Vale Ann Rule, pioneering true crime writer

Sisters in Crime mourns the death of Ann Rule whose book on serial killer Ted Bundy changed the face of true crime writing.

William Grimes from the New York Times reported:

Ann Rule 1931-2015

Ann Rule’s 1980 study of serial killer Ted Bundy, The Stranger Beside Me, set her on the road to writing dozens of best-selling true-crime books praised for their insight into criminal psychology.

Rule’s articles had been appearing in the magazine True Detective for more than a decade when, in the mid-1970s, fate delivered her biggest subject to her doorstep. She was working on a book about a series of unsolved murders in the Seattle area when police in Utah arrested the man they believed to be the killer, a former law student named Theodore Robert Bundy.

The name did more than ring a bell. In the early 1970s Bundy had been a close friend and colleague, answering the suicide hotline with her on the night shift at the Seattle crisis centre where they both volunteered.

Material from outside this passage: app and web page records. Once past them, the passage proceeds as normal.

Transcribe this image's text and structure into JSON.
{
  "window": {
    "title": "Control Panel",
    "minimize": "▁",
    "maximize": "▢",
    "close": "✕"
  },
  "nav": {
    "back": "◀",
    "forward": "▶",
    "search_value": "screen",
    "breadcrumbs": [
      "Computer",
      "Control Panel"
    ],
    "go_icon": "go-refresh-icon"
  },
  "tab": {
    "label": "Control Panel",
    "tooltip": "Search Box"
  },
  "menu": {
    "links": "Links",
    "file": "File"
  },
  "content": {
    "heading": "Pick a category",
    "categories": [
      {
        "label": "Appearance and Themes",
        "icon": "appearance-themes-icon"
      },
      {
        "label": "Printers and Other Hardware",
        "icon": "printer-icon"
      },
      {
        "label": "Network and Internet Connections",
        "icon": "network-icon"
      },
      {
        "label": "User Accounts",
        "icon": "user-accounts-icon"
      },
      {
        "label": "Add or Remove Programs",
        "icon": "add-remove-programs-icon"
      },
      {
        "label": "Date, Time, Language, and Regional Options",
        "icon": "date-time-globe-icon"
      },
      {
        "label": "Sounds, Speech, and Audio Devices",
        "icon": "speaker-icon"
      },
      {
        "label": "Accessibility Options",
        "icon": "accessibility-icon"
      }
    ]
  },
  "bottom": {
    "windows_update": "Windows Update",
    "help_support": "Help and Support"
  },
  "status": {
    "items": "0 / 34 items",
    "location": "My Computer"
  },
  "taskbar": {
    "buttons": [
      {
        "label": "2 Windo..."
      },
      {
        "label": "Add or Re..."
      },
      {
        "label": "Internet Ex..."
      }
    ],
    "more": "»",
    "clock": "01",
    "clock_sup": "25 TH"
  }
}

Initially, Rule refused to believe that Bundy was the killer. “For a long time I was holding out hope that he was innocent, that somehow this all was a terrible mistake,” she said in 2003. “And it wasn’t just me, it was all the people who worked with him.”

After Bundy escaped from jail and went on a killing spree in Florida, Rule changed her mind, and the focus of her book. Published in 1980, it became an instant best seller, admired for its detailed accounts of police procedure, the work of criminal investigators and courtroom drama, not to mention the author’s jailhouse interviews with Bundy.

Ann Rae Stackhouse was born on October 22, 1931, in Lowell, Michigan. As a child, she was surrounded by relatives working in law enforcement: two sheriffs, a prosecuting attorney and a medical examiner.

On summer vacations in Stanton, Michigan, where her maternal grandparents lived in the building that housed the county jail, she helped her grandmother prepare meals for the prisoners.

“I would pass the tray through the slot in the pantry to the prisoners, and they were so nice,” Rule said in 2004. “So I would always ask my grandpa, ‘How come they’re locked up?’ I wanted to know why some kids grew up to be criminals and why other people didn’t. That is still the main thrust behind my books: I want to know why these things happen, and so do my readers.”

After graduating from high school she earned a degree in creative writing in 1953 from the University of Washington, where she also took courses in abnormal psychology, criminology and penology. When her husband, Bill Rule, left his job to go back to school, she began writing to make money. (They divorced in 1972.)

She began writing for True Detective in 1969 under the pseudonyms Arthur Stone, Chris Hansen and Andy Stack, using male names at her editors’ insistence. She wrote two 10,000-word articles a week for the next 13 years.

After the success of the Bundy book, she settled into a productive routine, turning out about two books a year: a hardcover title dealing with the investigation of a single crime, and a paperback in the Ann Rule’s Crime Files series, which described a variety of cases.

Her many books include Green River, Running Red, Bitter Harvest and Small Sacrifices.

Ted Bundy haunted her to the end.

“I really thought in 1980, when I wrote this book, that I could get it all out of my head, it would be very cathartic, and I would never have to think about Ted Bundy again.

“And yet, he just fascinated people, and he still does. I probably get two emails a day, many of them from women who think they got away from him, and some of them are so close, I think they did.”

Ann Rule is survived by five children and seven grandchildren. ”

William Grimes, New York Times